"In the US, the recent Colonial Pipeline hack stopped the flow of petrol and saw Americans hoarding supplies as stations in a number of states ran dry. There were emergency declarations, petrol prices spiked and the company paid a ransom of $5 million in Bitcoin to regain access to its systems (some the cryptocurrency was later recovered by authorities). The CEO admitted to the senate that the hackers were able to bring the country's biggest pipeline down by stealing a single password and that there was no multi-factor authentication, which is now seen as basic cybersecurity hygiene. Major beef producer JBS was also targeted."

How prepared are New Zealand businesses?

Closer to home, companies like Lion, Toll Group and Fisher - Paykel Appliances have been targeted and the May 2021 Waikato DHB ransomware attack caused significant disruption to the regions health system. Surgeries were delayed, confidential patient information was sent to the media by the hackers and questions were asked about whether the other DHBs had taken the necessary steps to avoid a similar fate.

"With plans to centralise the country's 20 DHBs into a single health service, we need to be confident that the IT systems undergirding such crucial public services are robust and that sensitive data remains safe - and a zero trust network is the best way to do that," Landtroop says.

"Cyber security professionals know zero trust is the way to go, but many New Zealand businesses do not."

A recent Palo Alto Networks survey found that only one-third of New Zealand businesses have implemented a zero trust policy, and more than 40% of respondents do not know what a zero trust policy means. The most common reasons for not adopting zero trust are a lack of knowledge and expertise to know how to make it happen (40%), a lack of resources to invest in cyber security (24%), and that Government is not providing enough information or resources to support businesses adopt a zero trust strategy.

"To use a military analogy and trying to fight against cybercriminals is an ongoing battle the perimeters of our organisations have expanded dramatically as employees were scattered to the four winds," says Landtroop. "And, as a result, these perimeters are easier to breach."

Many of those employees have started to return to the office, but the systems we need to continue operating what many experts believe will be the new norm - hybrid working from home and the office - are also the systems attackers are targeting. In NTT's 2020 Global Threat Intelligence Report, across the ditch in Australia, application-specific (40%) and web-application (20%) attacks dominated, accounting for nearly 60% of all attacks combined.

And, like the Colonial Pipeline hack, it is compromised credentials that continue to be the favoured method of attack.

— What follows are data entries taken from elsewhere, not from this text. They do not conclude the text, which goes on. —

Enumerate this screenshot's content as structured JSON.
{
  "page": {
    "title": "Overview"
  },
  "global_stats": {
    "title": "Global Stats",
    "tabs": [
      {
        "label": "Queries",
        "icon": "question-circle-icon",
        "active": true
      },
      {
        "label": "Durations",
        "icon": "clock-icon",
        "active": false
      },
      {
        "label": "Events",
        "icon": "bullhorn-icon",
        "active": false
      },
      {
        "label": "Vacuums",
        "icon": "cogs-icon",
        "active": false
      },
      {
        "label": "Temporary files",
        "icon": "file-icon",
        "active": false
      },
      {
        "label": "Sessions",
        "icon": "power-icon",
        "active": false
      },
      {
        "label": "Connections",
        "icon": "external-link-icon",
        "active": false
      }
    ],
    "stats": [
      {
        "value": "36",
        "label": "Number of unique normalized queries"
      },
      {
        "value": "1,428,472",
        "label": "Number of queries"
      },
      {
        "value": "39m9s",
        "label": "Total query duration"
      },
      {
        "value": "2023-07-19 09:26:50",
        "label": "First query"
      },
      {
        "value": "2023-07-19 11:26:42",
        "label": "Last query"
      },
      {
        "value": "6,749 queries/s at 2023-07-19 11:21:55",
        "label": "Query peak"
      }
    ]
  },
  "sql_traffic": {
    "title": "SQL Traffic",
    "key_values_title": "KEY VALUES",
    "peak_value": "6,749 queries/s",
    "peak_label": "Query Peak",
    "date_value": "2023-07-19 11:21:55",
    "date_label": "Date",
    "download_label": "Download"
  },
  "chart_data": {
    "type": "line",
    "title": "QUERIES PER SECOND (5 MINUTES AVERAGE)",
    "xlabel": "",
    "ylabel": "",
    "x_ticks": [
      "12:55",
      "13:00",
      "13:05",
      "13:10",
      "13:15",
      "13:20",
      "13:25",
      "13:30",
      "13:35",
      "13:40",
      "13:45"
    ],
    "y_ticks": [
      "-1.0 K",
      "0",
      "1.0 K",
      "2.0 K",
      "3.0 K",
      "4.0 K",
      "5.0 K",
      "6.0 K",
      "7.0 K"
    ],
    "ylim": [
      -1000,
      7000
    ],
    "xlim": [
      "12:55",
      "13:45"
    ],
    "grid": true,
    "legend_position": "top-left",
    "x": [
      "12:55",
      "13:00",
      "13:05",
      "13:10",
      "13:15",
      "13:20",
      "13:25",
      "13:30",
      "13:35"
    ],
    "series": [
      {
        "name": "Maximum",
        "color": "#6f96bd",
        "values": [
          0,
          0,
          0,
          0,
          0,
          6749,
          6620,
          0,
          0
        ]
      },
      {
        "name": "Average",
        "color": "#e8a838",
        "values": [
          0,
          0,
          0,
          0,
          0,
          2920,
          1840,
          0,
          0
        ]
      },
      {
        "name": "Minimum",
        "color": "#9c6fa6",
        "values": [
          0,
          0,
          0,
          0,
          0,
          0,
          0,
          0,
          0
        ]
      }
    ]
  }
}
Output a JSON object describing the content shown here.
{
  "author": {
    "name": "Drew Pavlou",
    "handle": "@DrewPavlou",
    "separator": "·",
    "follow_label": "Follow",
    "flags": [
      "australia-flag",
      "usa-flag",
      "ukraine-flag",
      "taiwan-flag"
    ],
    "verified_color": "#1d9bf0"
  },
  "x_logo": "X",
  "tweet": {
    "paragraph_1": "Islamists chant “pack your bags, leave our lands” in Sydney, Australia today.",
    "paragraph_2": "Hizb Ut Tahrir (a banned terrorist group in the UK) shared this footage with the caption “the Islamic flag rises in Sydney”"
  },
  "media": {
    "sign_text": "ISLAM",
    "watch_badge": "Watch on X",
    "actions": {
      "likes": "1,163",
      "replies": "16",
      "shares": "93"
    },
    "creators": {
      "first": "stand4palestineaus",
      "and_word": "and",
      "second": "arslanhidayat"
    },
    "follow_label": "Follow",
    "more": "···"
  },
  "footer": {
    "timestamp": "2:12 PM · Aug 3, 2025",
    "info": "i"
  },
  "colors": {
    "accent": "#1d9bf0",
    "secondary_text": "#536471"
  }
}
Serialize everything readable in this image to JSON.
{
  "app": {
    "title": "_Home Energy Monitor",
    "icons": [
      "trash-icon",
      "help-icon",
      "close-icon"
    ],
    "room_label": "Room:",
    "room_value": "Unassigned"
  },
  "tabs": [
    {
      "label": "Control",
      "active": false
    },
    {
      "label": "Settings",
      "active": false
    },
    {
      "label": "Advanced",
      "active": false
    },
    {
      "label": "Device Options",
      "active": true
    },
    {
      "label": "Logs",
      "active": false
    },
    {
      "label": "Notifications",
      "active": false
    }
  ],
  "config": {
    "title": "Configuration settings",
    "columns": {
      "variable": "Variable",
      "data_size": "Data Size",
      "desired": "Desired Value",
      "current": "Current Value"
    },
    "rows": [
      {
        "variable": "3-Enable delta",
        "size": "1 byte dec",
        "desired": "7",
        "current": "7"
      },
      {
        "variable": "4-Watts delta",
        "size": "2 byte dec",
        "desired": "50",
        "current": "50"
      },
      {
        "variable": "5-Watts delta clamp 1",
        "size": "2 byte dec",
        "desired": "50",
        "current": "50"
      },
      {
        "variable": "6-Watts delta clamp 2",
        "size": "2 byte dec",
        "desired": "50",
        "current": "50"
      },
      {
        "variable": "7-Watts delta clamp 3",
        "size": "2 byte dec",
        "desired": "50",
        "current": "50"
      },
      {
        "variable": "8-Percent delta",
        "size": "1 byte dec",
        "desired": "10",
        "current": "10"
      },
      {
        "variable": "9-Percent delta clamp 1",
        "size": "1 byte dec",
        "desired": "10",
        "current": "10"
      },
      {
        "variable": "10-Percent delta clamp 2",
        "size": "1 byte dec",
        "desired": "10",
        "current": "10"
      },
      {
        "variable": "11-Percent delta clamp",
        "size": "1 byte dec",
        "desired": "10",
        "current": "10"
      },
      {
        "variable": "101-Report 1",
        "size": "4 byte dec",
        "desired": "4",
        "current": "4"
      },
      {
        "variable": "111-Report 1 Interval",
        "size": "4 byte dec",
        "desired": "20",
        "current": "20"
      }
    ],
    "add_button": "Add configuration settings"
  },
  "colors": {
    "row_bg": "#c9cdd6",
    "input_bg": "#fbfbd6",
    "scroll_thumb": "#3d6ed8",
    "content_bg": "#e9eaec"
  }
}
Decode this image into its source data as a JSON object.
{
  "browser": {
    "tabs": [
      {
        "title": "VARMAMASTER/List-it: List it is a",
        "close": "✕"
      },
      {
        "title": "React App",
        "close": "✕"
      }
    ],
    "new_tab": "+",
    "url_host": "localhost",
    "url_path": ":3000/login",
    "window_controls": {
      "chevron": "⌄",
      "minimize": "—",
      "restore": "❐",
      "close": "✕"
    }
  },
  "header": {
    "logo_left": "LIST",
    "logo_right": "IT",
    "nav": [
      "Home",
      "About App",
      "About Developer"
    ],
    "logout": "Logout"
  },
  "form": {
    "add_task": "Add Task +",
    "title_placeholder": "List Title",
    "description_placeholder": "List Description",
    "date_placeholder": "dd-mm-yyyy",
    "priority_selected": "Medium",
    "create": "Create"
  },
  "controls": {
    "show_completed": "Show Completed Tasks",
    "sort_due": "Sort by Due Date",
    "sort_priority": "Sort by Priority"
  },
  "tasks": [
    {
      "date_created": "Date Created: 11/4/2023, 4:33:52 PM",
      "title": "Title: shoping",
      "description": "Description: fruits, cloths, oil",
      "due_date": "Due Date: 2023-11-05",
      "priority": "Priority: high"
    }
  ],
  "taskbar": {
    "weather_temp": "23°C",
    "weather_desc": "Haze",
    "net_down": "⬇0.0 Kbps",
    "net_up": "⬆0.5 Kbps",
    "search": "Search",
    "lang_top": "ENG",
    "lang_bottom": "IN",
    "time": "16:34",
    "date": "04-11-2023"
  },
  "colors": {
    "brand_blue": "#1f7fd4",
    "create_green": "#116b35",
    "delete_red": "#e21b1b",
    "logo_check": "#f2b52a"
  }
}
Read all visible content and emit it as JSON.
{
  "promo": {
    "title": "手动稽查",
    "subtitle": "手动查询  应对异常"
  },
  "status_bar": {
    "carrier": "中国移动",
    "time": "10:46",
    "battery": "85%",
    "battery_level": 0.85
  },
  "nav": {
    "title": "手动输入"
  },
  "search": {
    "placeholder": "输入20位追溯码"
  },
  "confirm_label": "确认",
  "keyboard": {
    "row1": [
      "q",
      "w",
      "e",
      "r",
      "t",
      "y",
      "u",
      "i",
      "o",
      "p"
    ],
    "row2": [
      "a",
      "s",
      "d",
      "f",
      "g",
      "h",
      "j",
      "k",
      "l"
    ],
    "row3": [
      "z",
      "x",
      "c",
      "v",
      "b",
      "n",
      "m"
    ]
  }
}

Of all reported cyber incidents, 79% involved compromised credentials with phishing, brute-force attack, or unknown methods. In aggregate, this means that over half of ALL breaches, whether caused by a cyber incident, human error or system fault can be traced back to a credential-based issue.

"Cybersecurity is not just about avoiding ransoms and embarrassment, however (New Zealand law now requires all companies to report data and privacy breaches). Its also an investment," says Landtroop.

"Recent research by Forrester on the economic impact of Palo Alto Networks security products showed businesses had a 247% return on investment and $40.1 million in benefits over three years. That came via efficiency gains for IT, security, and end users; cost savings from sunsetting legacy technology; and the reduced risk of a data breach.

"There is no such thing as complete cybersecurity, simply because humans are involved and humans are fallible. It is a team sport, where everyone individuals, businesses, and the authorities need to work together to safeguard the organisations data and integrity of assets. Thats why smart businesses (and smart government administrations) are increasingly looking to employ a zero trust framework to limit the risk," Landtroop adds.

"In the real world, trust is crucial if you want to create healthy relationships in your personal and professional life. In the remote working world, we need to trust employees to do their jobs. But in the online world, trust is a vulnerability."